Africa tackles land degradation

7 December 2011

Africa is setting the example in tackling land degradation, with some encouraging results – countries like Niger have managed to regenerate five-million hectares in the last 20 years. But there is still much more that can be done to tackle desertification, land degradation and drought.

Some parts of Africa – the West African Sahel region, Sudan, northeast Ethiopia and Kenya – are particularly vulnerable to land degradation, resulting in soil erosion, deforestation, and loss of woody vegetation which makes them less able to bear crops and pasture.

South African Deputy President Kgalema Motlanthe used the Land Day side-event at COP 17 in Durban on Tuesday to ask all stakeholders to put this serious issue on their agenda at Rio+20 and beyond.

“We meet at a time when there is growing despondence about the multilateral world governance system, where the world community has lost patience with too much talking and no action,” Motlanthe said.

“You must at all times, starting here in Durban, Rio+20 and beyond, advocate the need for urgent agreement on action and funding for sustainable development and mitigating the effects of climate change.”

Achieving zero net land degradation ‘very possible’

Dennis Garrity, Drylands Ambassador for the United Nations Convention to Combat Desertification (UNCCD), said during his address that achieving zero net land degradation and in turn overcoming poverty was very possible.

He said local communities were taking action, but needed more support through policy and the creation of a rural resource centre. Garrity said a fresh, low-cost approach had to be taken to regenerate land.

Motlanthe said there was a need for everyone to enhance the implementation of the UNCCD as a global policy and monitoring framework to address issues of soil and land degradation.

“We also need to invest in infrastructure and services that support sustainable land use and management,” Motlanthe said. “The actions that are required on the ground to achieve a zero net rate of global land degradation are in line with the Sustainable Land Management approach.”

Preserving the resource base for food

Motlanthe said African ministers had unanimously agreed that the time had come for the international community to commit itself to zero degradation of land.

“Achieving such targets will go a long way in addressing climate change adaptation and mitigation, thus building the resilience of the populations and the ecosystems affected by desertification and land degradation,” he said.

“Such action will also support efforts to preserve the resource base for food security and accelerate poverty eradication.”

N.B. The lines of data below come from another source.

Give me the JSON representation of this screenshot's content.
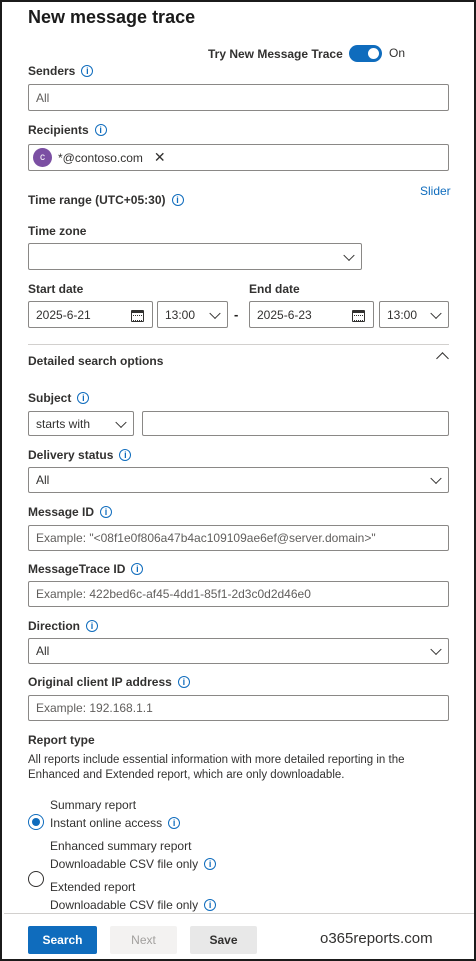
{
  "title": "New message trace",
  "toggle": {
    "label": "Try New Message Trace",
    "state": "On"
  },
  "senders": {
    "label": "Senders",
    "placeholder": "All"
  },
  "recipients": {
    "label": "Recipients",
    "chip": {
      "initial": "c",
      "text": "*@contoso.com"
    }
  },
  "time_range": {
    "label": "Time range (UTC+05:30)",
    "slider_link": "Slider"
  },
  "time_zone": {
    "label": "Time zone",
    "value": ""
  },
  "start": {
    "label": "Start date",
    "date": "2025-6-21",
    "time": "13:00"
  },
  "end": {
    "label": "End date",
    "date": "2025-6-23",
    "time": "13:00"
  },
  "range_separator": "-",
  "detailed": {
    "label": "Detailed search options"
  },
  "subject": {
    "label": "Subject",
    "operator": "starts with",
    "value": ""
  },
  "delivery_status": {
    "label": "Delivery status",
    "value": "All"
  },
  "message_id": {
    "label": "Message ID",
    "placeholder": "Example: \"<08f1e0f806a47b4ac109109ae6ef@server.domain>\""
  },
  "trace_id": {
    "label": "MessageTrace ID",
    "placeholder": "Example: 422bed6c-af45-4dd1-85f1-2d3c0d2d46e0"
  },
  "direction": {
    "label": "Direction",
    "value": "All"
  },
  "client_ip": {
    "label": "Original client IP address",
    "placeholder": "Example: 192.168.1.1"
  },
  "report_type": {
    "label": "Report type",
    "description_line1": "All reports include essential information with more detailed reporting in the",
    "description_line2": "Enhanced and Extended report, which are only downloadable.",
    "options": [
      {
        "title": "Summary report",
        "subtitle": "Instant online access",
        "selected": true
      },
      {
        "title": "Enhanced summary report",
        "subtitle": "Downloadable CSV file only",
        "selected": false
      },
      {
        "title": "Extended report",
        "subtitle": "Downloadable CSV file only",
        "selected": false
      }
    ]
  },
  "footer": {
    "search": "Search",
    "next": "Next",
    "save": "Save",
    "watermark": "o365reports.com"
  },
  "colors": {
    "accent": "#0f6cbd",
    "avatar": "#7b4fa3"
  },
  "icons": {
    "info": "info-icon",
    "chevron": "chevron-down-icon",
    "calendar": "calendar-icon",
    "dismiss": "close-icon"
  }
}
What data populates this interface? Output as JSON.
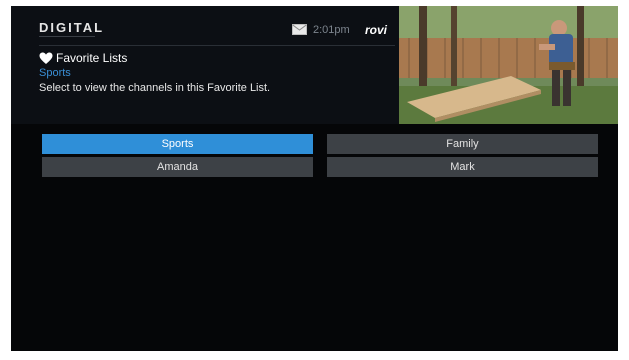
{
  "header": {
    "logo": "DIGITAL",
    "time": "2:01pm",
    "brand": "rovi"
  },
  "panel": {
    "title": "Favorite Lists",
    "subtitle": "Sports",
    "description": "Select to view the channels in this Favorite List."
  },
  "lists": [
    {
      "label": "Sports"
    },
    {
      "label": "Family"
    },
    {
      "label": "Amanda"
    },
    {
      "label": "Mark"
    }
  ],
  "icons": {
    "mail": "mail-icon",
    "heart": "heart-icon"
  },
  "colors": {
    "selected": "#2f8fd8",
    "tile": "#3d4146",
    "subtitle": "#3a8fd6",
    "background": "#050608"
  }
}
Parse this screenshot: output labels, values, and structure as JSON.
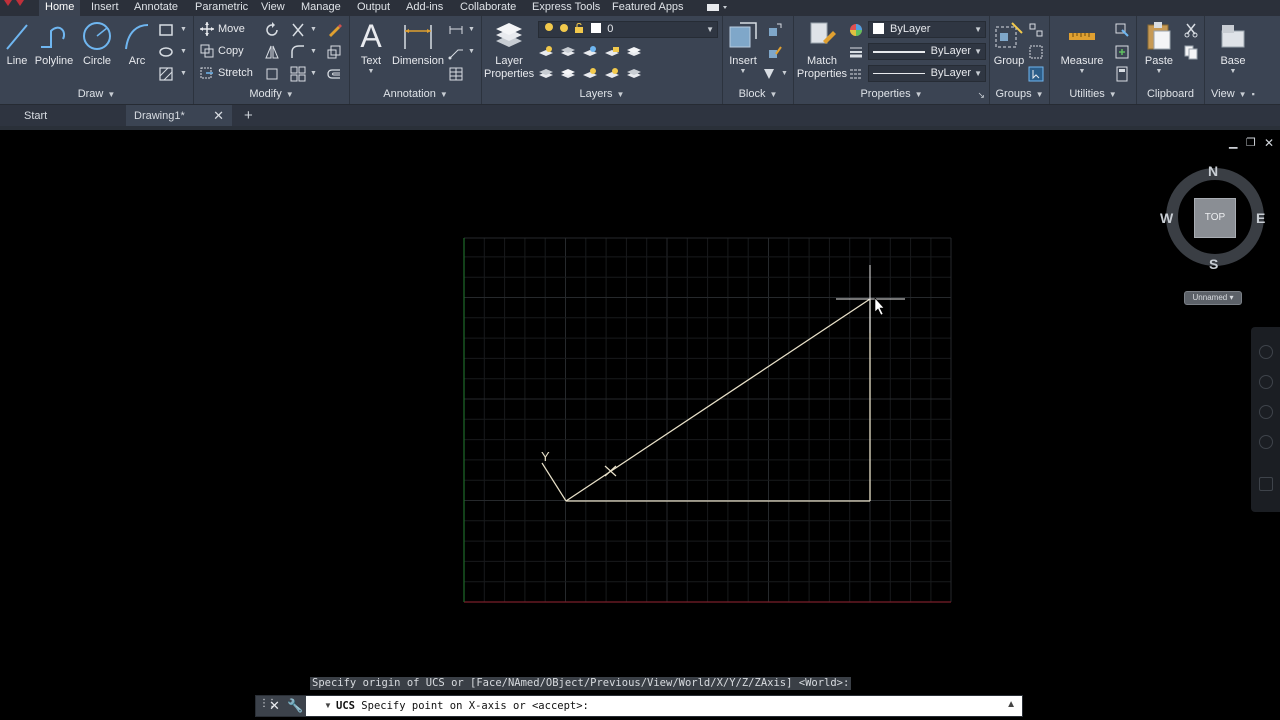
{
  "menu_tabs": [
    "Home",
    "Insert",
    "Annotate",
    "Parametric",
    "View",
    "Manage",
    "Output",
    "Add-ins",
    "Collaborate",
    "Express Tools",
    "Featured Apps"
  ],
  "active_menu_tab": "Home",
  "ribbon": {
    "draw": {
      "title": "Draw",
      "tools": [
        "Line",
        "Polyline",
        "Circle",
        "Arc"
      ]
    },
    "modify": {
      "title": "Modify",
      "move": "Move",
      "copy": "Copy",
      "stretch": "Stretch"
    },
    "annotation": {
      "title": "Annotation",
      "text": "Text",
      "dimension": "Dimension"
    },
    "layers": {
      "title": "Layers",
      "layer_properties_1": "Layer",
      "layer_properties_2": "Properties",
      "current_layer": "0"
    },
    "block": {
      "title": "Block",
      "insert": "Insert"
    },
    "properties": {
      "title": "Properties",
      "match_1": "Match",
      "match_2": "Properties",
      "color": "ByLayer",
      "linetype": "ByLayer",
      "lineweight": "ByLayer"
    },
    "groups": {
      "title": "Groups",
      "group": "Group"
    },
    "utilities": {
      "title": "Utilities",
      "measure": "Measure"
    },
    "clipboard": {
      "title": "Clipboard",
      "paste": "Paste"
    },
    "view": {
      "title": "View",
      "base": "Base"
    }
  },
  "file_tabs": [
    {
      "label": "Start",
      "active": false
    },
    {
      "label": "Drawing1*",
      "active": true
    }
  ],
  "viewcube": {
    "n": "N",
    "s": "S",
    "e": "E",
    "w": "W",
    "face": "TOP",
    "ucs_menu": "Unnamed"
  },
  "ucs_icon": {
    "y_label": "Y"
  },
  "command_line": {
    "history": "Specify origin of UCS or [Face/NAmed/OBject/Previous/View/World/X/Y/Z/ZAxis] <World>:",
    "command": "UCS",
    "prompt": "Specify point on X-axis or <accept>:"
  },
  "colors": {
    "ribbon_bg": "#3b4453",
    "menubar_bg": "#2b303a",
    "canvas_bg": "#000000",
    "drawn_line": "#e8e0c8",
    "grid_minor": "#181a1c",
    "grid_major": "#26292c",
    "axis_x": "#7a1f2a",
    "axis_y": "#1e6b2a"
  }
}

Motlanthe said it was encouraging that legislation and policies of many countries embraced the principle of sustainable development, particularly in as far as matters of land-use management were concerned.

Source: BuaNews